* **EXERCISE BRIEF**: Copy each line of the records that contains the word "https".

* **WORKING DATA**:
+++

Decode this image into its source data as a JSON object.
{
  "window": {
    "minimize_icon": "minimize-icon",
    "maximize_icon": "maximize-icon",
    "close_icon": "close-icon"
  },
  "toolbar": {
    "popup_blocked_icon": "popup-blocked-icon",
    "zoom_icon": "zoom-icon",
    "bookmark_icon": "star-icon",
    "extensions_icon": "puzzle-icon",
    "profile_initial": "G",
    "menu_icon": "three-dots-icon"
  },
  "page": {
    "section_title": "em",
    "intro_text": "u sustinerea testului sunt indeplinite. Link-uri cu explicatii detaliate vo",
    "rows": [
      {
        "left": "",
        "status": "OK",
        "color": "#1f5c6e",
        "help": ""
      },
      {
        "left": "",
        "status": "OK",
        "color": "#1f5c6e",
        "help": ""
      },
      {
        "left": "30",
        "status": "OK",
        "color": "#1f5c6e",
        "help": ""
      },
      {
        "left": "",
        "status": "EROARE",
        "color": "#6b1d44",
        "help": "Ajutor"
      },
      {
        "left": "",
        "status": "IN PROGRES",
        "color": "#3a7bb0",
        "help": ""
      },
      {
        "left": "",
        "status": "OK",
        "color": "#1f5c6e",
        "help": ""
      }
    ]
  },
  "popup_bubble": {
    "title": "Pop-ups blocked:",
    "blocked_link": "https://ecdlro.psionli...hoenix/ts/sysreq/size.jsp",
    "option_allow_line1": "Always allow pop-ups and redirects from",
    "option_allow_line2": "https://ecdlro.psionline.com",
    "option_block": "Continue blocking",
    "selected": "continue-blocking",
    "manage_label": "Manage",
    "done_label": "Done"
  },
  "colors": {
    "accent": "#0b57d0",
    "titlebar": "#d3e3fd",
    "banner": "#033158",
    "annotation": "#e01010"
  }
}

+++

* **ANSWER FOR THIS EXERCISE**:
    "blocked_link": "https://ecdlro.psionli...hoenix/ts/sysreq/size.jsp",
    "option_allow_line2": "https://ecdlro.psionline.com",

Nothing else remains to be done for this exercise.